Over many long days, nights and weekends in the lab, I also saw how different the American and Swiss work cultures are when it comes to reconciling work and leisure time. Another cultural difference was the level of extracurricular commitment shown by my research colleagues, most of whom were involved in numerous sports and social clubs.
I, too, got involved in life outside the lab. For one, I joined the leadership team of Nucleate Boston, a student organization that supports the founding of companies in the life sciences. This taught me a great deal about the process of founding a company and about entrepreneurship, as well as allowing me to build up a large global network, as Nucleate is now represented at over 18 locations in the USA and Europe.
Initial laughter, then sweat
I also joined Harvard’s official Quidditch team. Yes, that’s right, Quidditch — the game from the Harry Potter books, in which players attempt to throw a ball into hoops or to catch the “Snitch.” Not only is Quidditch a contact sport, like rugby, but it’s also played while riding a broom.
When I first heard about it, I laughed, but I decided to give it a go because I wanted to try a sport I hadn’t played before. This ultimately turned into quite an intensive commitment, with training sessions three times a week — but it was a great way to keep in shape, and the communal breakfasts or dinners afterwards were a good opportunity to meet new people and eat healthy. Our team even enjoyed some successes at the regional and national level.
It’s impossible to sum up a whole year of experiences and insights in the space of one or two pages. What has stayed with me the most, however, are the many talented people I met and how this year has furthered my personal development. I would recommend that all students do the same and spend some time abroad. It might involve some extra work at first, but it’s definitely worthwhile!
Research group Duraisingh

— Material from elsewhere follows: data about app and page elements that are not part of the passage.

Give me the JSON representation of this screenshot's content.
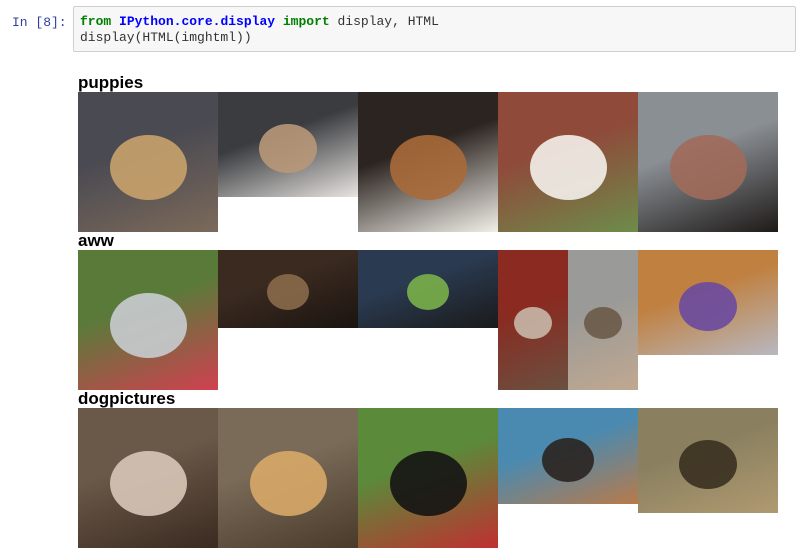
{
  "cell": {
    "prompt": "In [8]:",
    "code_line1_kw1": "from",
    "code_line1_module": "IPython.core.display",
    "code_line1_kw2": "import",
    "code_line1_rest": " display, HTML",
    "code_line2": "display(HTML(imghtml))"
  },
  "sections": [
    {
      "title": "puppies",
      "images": [
        {
          "alt": "group of golden puppies on floor",
          "colors": [
            "#4a4a52",
            "#c9a26b",
            "#7c6a5a"
          ]
        },
        {
          "alt": "four husky puppies",
          "colors": [
            "#3a3c40",
            "#b89878",
            "#e8e4e0"
          ]
        },
        {
          "alt": "brown and white puppy",
          "colors": [
            "#2c2420",
            "#a86a3a",
            "#f2efe9"
          ]
        },
        {
          "alt": "fluffy white puppy",
          "colors": [
            "#8f4a3a",
            "#f4f1eb",
            "#6d8c4a"
          ]
        },
        {
          "alt": "black puppy on brick path",
          "colors": [
            "#8a8f94",
            "#a06a5a",
            "#1e1a18"
          ]
        }
      ]
    },
    {
      "title": "aww",
      "images": [
        {
          "alt": "dog hiding behind wall with flowers",
          "colors": [
            "#5a7a3a",
            "#c8ccd0",
            "#d04050"
          ]
        },
        {
          "alt": "people at a bar",
          "colors": [
            "#3a2a20",
            "#8a6a4a",
            "#1a1410"
          ]
        },
        {
          "alt": "dog watching sports on tv",
          "colors": [
            "#2a3a50",
            "#7ab04a",
            "#1a1a1a"
          ]
        },
        {
          "alt": "small dog on rug",
          "colors": [
            "#8a2a20",
            "#c8b8a8",
            "#6a5040"
          ]
        },
        {
          "alt": "dog on leash outside",
          "colors": [
            "#9a9a98",
            "#6a5a48",
            "#c0a890"
          ]
        },
        {
          "alt": "purple toy on wooden floor",
          "colors": [
            "#c08040",
            "#6a4aa0",
            "#b8b8c0"
          ]
        }
      ]
    },
    {
      "title": "dogpictures",
      "images": [
        {
          "alt": "shar pei lying on couch",
          "colors": [
            "#6a5848",
            "#d8c8b8",
            "#3a2a20"
          ]
        },
        {
          "alt": "old golden retriever",
          "colors": [
            "#7a6a58",
            "#d8a868",
            "#4a3a2a"
          ]
        },
        {
          "alt": "black lab with flag bandana",
          "colors": [
            "#5a8a3a",
            "#141414",
            "#c03030"
          ]
        },
        {
          "alt": "tricolor dog on wooden deck",
          "colors": [
            "#4a8ab0",
            "#2a2420",
            "#b87a4a"
          ]
        },
        {
          "alt": "german shepherd in grass",
          "colors": [
            "#8a8060",
            "#3a3020",
            "#b09a70"
          ]
        }
      ]
    },
    {
      "title": "",
      "images": []
    }
  ]
}
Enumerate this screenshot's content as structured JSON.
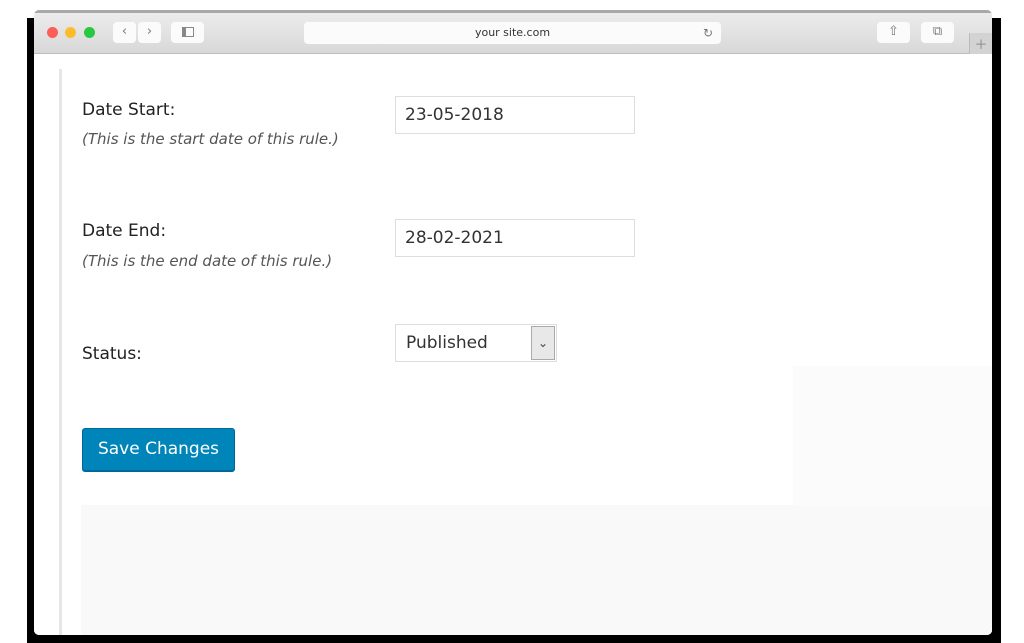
{
  "browser": {
    "url": "your site.com",
    "back": "‹",
    "forward": "›",
    "reload": "↻",
    "plus": "+"
  },
  "form": {
    "date_start": {
      "label": "Date Start:",
      "hint": "(This is the start date of this rule.)",
      "value": "23-05-2018"
    },
    "date_end": {
      "label": "Date End:",
      "hint": "(This is the end date of this rule.)",
      "value": "28-02-2021"
    },
    "status": {
      "label": "Status:",
      "value": "Published"
    },
    "save_label": "Save Changes"
  },
  "colors": {
    "button": "#0085ba"
  }
}
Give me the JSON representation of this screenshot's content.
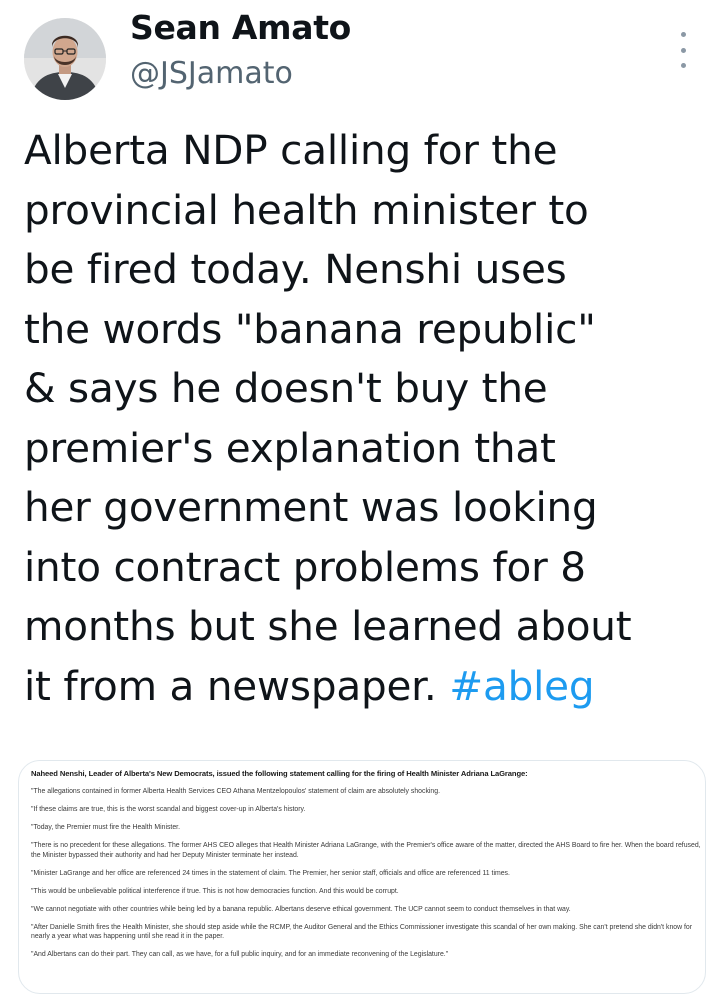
{
  "author": {
    "name": "Sean Amato",
    "handle": "@JSJamato",
    "avatar_icon": "profile-photo"
  },
  "more_icon": "more-options-icon",
  "tweet": {
    "lines": [
      "Alberta NDP calling for the",
      "provincial health minister to",
      "be fired today. Nenshi uses",
      "the words \"banana republic\"",
      "& says he doesn't buy the",
      "premier's explanation that",
      "her government was looking",
      "into contract problems for 8",
      "months but she learned about",
      "it from a newspaper. "
    ],
    "hashtag": "#ableg"
  },
  "media": {
    "heading": "Naheed Nenshi, Leader of Alberta's New Democrats, issued the following statement calling for the firing of Health Minister Adriana LaGrange:",
    "paragraphs": [
      "\"The allegations contained in former Alberta Health Services CEO Athana Mentzelopoulos' statement of claim are absolutely shocking.",
      "\"If these claims are true, this is the worst scandal and biggest cover-up in Alberta's history.",
      "\"Today, the Premier must fire the Health Minister.",
      "\"There is no precedent for these allegations. The former AHS CEO alleges that Health Minister Adriana LaGrange, with the Premier's office aware of the matter, directed the AHS Board to fire her. When the board refused, the Minister bypassed their authority and had her Deputy Minister terminate her instead.",
      "\"Minister LaGrange and her office are referenced 24 times in the statement of claim. The Premier, her senior staff, officials and office are referenced 11 times.",
      "\"This would be unbelievable political interference if true. This is not how democracies function. And this would be corrupt.",
      "\"We cannot negotiate with other countries while being led by a banana republic. Albertans deserve ethical government. The UCP cannot seem to conduct themselves in that way.",
      "\"After Danielle Smith fires the Health Minister, she should step aside while the RCMP, the Auditor General and the Ethics Commissioner investigate this scandal of her own making. She can't pretend she didn't know for nearly a year what was happening until she read it in the paper.",
      "\"And Albertans can do their part. They can call, as we have, for a full public inquiry, and for an immediate reconvening of the Legislature.\""
    ]
  },
  "colors": {
    "text": "#0f1419",
    "secondary": "#536471",
    "link": "#1d9bf0",
    "border": "#e1e8ed"
  }
}
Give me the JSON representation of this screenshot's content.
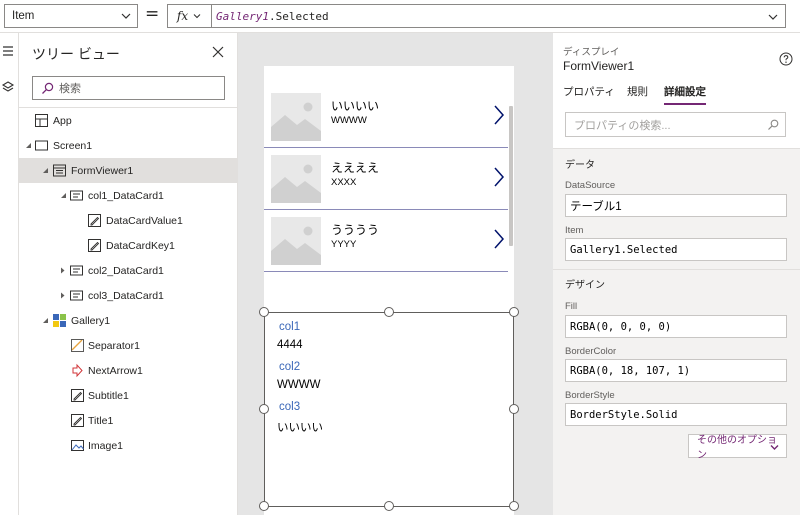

Harvard Quidditch Team
Walter and Eliza Hall Institute of Medical Research in Melbourne
Further travel reports by students in the nanosciences program